The ongoing conflict between opposition groups and military forces poses potential risks to U.S. civil aviation in the Addis Ababa Flight Information Region (FIR) (HAAA), particularly for aircraft on the ground and aircraft operating at low altitudes, including during the arrival and departure phases of flight. For this reason, on 17 November 2021, the FAA published Notice to Airmen (NOTAM) KICZ A0035/21.

Conflict activity in Ethiopia began in November 2020, when the opposition Tigray People’s Liberation Front (TPLF), located in the northern Tigray Region along Ethiopia’s border with Eritrea, claimed autonomy from the Ethiopian central government over political differences. The Ethiopian National Defense Forces (ENDF) conducted an offensive to attempt to regain territorial control of the Tigray Region, which included airstrikes against strategic targets in Tigray Defense Forces (TDF)-held areas in the north and the closure of airspace over the conflict area in the Tigray Region.

Although there has been no indication of an intent to threaten civil aviation, U.S. civil aviation operating in or near contested areas in the Addis Ababa FIR (HAAA) at altitudes below FL 290 could be exposed, directly or indirectly, to tactical air operations, ground weapons fire, and/or surface-to-
air fire. The TDF likely possess a variety of anti-aircraft capable weapons, including rocket-propelled grenades (RPGs), anti-tank weapons, low-caliber anti-aircraft artillery, and man-portable air-defense systems (MANPADS). MANPADS may be capable of reaching up to 25,000 feet above ground level.
Additionally, civil aviation operations during low altitude phases of flight could also be affected by unmanned aircraft system (UAS) operations in contested areas and by any potential counter-UAS activity.

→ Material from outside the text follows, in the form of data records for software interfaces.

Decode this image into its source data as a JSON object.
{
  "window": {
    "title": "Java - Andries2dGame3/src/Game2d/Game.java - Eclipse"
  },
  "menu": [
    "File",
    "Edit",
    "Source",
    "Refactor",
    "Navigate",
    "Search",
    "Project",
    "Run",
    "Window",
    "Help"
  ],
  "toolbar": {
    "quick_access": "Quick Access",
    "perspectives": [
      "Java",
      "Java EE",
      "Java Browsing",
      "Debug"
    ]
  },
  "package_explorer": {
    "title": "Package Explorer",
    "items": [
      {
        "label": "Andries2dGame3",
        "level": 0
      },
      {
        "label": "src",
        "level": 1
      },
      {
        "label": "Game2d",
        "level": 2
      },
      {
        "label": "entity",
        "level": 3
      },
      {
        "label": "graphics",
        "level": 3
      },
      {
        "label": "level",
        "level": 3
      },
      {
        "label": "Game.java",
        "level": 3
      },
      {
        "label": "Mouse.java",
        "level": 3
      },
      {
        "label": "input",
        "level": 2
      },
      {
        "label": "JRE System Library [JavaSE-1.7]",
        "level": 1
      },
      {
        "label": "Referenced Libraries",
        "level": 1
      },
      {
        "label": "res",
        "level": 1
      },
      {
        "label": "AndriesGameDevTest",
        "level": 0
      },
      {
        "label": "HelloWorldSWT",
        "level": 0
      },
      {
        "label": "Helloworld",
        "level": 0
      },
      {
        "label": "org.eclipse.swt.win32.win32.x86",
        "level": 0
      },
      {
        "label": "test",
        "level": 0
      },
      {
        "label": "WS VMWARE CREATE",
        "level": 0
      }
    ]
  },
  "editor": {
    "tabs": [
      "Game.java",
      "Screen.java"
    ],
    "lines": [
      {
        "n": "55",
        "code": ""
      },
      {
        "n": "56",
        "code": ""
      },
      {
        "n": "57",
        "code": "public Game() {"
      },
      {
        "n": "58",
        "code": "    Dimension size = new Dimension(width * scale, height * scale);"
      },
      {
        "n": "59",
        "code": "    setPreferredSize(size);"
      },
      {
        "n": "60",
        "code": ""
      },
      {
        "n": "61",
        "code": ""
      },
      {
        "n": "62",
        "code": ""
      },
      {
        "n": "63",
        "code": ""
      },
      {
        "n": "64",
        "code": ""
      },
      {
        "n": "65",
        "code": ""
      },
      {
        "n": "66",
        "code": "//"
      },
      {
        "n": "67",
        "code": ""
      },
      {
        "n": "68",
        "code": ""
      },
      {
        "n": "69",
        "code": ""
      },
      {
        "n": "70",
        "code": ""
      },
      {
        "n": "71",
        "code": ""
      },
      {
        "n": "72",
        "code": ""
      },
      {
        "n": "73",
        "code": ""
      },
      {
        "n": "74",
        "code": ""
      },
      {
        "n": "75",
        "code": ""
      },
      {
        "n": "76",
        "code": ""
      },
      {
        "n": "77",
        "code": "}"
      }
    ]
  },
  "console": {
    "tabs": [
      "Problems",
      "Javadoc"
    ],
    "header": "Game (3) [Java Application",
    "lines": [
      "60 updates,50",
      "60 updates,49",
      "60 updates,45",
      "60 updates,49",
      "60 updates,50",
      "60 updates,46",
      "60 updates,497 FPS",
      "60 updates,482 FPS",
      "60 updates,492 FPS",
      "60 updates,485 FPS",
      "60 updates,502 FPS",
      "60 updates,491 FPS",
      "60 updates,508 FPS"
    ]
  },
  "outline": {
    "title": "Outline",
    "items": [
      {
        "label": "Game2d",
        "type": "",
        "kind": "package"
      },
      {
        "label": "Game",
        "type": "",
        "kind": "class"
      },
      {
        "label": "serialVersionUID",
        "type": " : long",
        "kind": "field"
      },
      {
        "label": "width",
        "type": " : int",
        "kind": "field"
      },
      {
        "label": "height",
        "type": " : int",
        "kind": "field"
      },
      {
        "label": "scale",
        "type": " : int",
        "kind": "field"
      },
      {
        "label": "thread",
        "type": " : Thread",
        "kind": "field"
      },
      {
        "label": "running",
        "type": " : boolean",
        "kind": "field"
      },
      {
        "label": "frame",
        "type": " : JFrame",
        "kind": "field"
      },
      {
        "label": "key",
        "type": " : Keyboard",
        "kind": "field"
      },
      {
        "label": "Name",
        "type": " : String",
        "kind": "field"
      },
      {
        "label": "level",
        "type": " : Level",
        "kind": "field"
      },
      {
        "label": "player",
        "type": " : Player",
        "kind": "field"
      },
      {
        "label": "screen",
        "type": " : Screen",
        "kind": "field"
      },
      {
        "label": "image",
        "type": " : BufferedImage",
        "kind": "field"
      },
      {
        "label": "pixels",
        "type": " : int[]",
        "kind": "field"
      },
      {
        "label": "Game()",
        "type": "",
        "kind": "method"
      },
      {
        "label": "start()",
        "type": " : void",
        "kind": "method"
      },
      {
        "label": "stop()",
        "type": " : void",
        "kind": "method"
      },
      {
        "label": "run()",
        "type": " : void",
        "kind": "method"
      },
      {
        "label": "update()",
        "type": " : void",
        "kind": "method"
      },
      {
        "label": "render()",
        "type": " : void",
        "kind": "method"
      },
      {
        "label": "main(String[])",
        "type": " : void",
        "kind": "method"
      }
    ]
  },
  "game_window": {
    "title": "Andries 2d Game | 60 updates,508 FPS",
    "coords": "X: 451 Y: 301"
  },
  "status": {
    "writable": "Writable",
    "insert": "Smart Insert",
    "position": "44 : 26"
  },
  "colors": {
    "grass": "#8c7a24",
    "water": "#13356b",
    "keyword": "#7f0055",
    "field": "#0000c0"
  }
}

Lastly, former ENDF SA-3 and SA-2 tactical surface-to-air missile (SAM) sites located in the
Tigray Region, which are now under TDF control, remain a potential risk to civil aviation operating in the airspace over the Tigray Region within which Ethiopia has restricted flight operations.